→ EXERCISE DIRECTIONS
Copy each of the records exactly.

→ SOURCE MATERIAL

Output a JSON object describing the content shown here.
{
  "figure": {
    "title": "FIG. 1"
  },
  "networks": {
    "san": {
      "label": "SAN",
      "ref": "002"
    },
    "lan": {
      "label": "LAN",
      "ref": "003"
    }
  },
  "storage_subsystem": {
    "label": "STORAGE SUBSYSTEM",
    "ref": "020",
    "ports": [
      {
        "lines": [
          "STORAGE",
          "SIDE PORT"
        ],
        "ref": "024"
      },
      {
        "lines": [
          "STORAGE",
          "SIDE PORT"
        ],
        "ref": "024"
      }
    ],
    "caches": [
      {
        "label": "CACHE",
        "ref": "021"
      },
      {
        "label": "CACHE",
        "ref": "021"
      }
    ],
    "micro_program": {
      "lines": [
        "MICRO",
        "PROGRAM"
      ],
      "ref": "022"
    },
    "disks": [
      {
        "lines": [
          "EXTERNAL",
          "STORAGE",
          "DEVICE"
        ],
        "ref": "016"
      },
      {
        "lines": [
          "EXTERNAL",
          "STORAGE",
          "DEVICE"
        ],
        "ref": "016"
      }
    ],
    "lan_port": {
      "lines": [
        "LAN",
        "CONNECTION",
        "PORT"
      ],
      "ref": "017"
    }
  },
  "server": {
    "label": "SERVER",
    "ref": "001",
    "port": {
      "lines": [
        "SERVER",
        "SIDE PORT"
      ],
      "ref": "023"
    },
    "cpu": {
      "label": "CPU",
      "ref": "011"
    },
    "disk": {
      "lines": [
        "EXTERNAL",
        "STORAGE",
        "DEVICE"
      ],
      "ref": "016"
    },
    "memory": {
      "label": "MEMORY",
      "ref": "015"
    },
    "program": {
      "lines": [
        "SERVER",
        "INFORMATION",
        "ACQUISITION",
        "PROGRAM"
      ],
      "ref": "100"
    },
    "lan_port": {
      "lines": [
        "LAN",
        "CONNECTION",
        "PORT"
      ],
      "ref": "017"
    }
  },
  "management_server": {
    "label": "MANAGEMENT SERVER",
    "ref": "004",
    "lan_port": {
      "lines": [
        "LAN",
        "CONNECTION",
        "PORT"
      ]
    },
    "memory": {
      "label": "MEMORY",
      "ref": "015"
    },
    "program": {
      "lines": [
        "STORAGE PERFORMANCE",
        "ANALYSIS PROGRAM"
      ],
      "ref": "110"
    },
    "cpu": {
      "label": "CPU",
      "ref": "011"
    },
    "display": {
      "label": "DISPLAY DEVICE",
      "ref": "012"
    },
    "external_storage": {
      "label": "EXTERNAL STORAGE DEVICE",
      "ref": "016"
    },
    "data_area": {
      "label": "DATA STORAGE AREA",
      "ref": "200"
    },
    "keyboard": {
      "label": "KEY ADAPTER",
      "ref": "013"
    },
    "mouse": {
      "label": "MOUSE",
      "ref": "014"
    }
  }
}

→ RESPONSE TO THIS EXERCISE
Output a JSON object describing the content shown here.
{
  "figure": {
    "title": "FIG. 1"
  },
  "networks": {
    "san": {
      "label": "SAN",
      "ref": "002"
    },
    "lan": {
      "label": "LAN",
      "ref": "003"
    }
  },
  "storage_subsystem": {
    "label": "STORAGE SUBSYSTEM",
    "ref": "020",
    "ports": [
      {
        "lines": [
          "STORAGE",
          "SIDE PORT"
        ],
        "ref": "024"
      },
      {
        "lines": [
          "STORAGE",
          "SIDE PORT"
        ],
        "ref": "024"
      }
    ],
    "caches": [
      {
        "label": "CACHE",
        "ref": "021"
      },
      {
        "label": "CACHE",
        "ref": "021"
      }
    ],
    "micro_program": {
      "lines": [
        "MICRO",
        "PROGRAM"
      ],
      "ref": "022"
    },
    "disks": [
      {
        "lines": [
          "EXTERNAL",
          "STORAGE",
          "DEVICE"
        ],
        "ref": "016"
      },
      {
        "lines": [
          "EXTERNAL",
          "STORAGE",
          "DEVICE"
        ],
        "ref": "016"
      }
    ],
    "lan_port": {
      "lines": [
        "LAN",
        "CONNECTION",
        "PORT"
      ],
      "ref": "017"
    }
  },
  "server": {
    "label": "SERVER",
    "ref": "001",
    "port": {
      "lines": [
        "SERVER",
        "SIDE PORT"
      ],
      "ref": "023"
    },
    "cpu": {
      "label": "CPU",
      "ref": "011"
    },
    "disk": {
      "lines": [
        "EXTERNAL",
        "STORAGE",
        "DEVICE"
      ],
      "ref": "016"
    },
    "memory": {
      "label": "MEMORY",
      "ref": "015"
    },
    "program": {
      "lines": [
        "SERVER",
        "INFORMATION",
        "ACQUISITION",
        "PROGRAM"
      ],
      "ref": "100"
    },
    "lan_port": {
      "lines": [
        "LAN",
        "CONNECTION",
        "PORT"
      ],
      "ref": "017"
    }
  },
  "management_server": {
    "label": "MANAGEMENT SERVER",
    "ref": "004",
    "lan_port": {
      "lines": [
        "LAN",
        "CONNECTION",
        "PORT"
      ]
    },
    "memory": {
      "label": "MEMORY",
      "ref": "015"
    },
    "program": {
      "lines": [
        "STORAGE PERFORMANCE",
        "ANALYSIS PROGRAM"
      ],
      "ref": "110"
    },
    "cpu": {
      "label": "CPU",
      "ref": "011"
    },
    "display": {
      "label": "DISPLAY DEVICE",
      "ref": "012"
    },
    "external_storage": {
      "label": "EXTERNAL STORAGE DEVICE",
      "ref": "016"
    },
    "data_area": {
      "label": "DATA STORAGE AREA",
      "ref": "200"
    },
    "keyboard": {
      "label": "KEY ADAPTER",
      "ref": "013"
    },
    "mouse": {
      "label": "MOUSE",
      "ref": "014"
    }
  }
}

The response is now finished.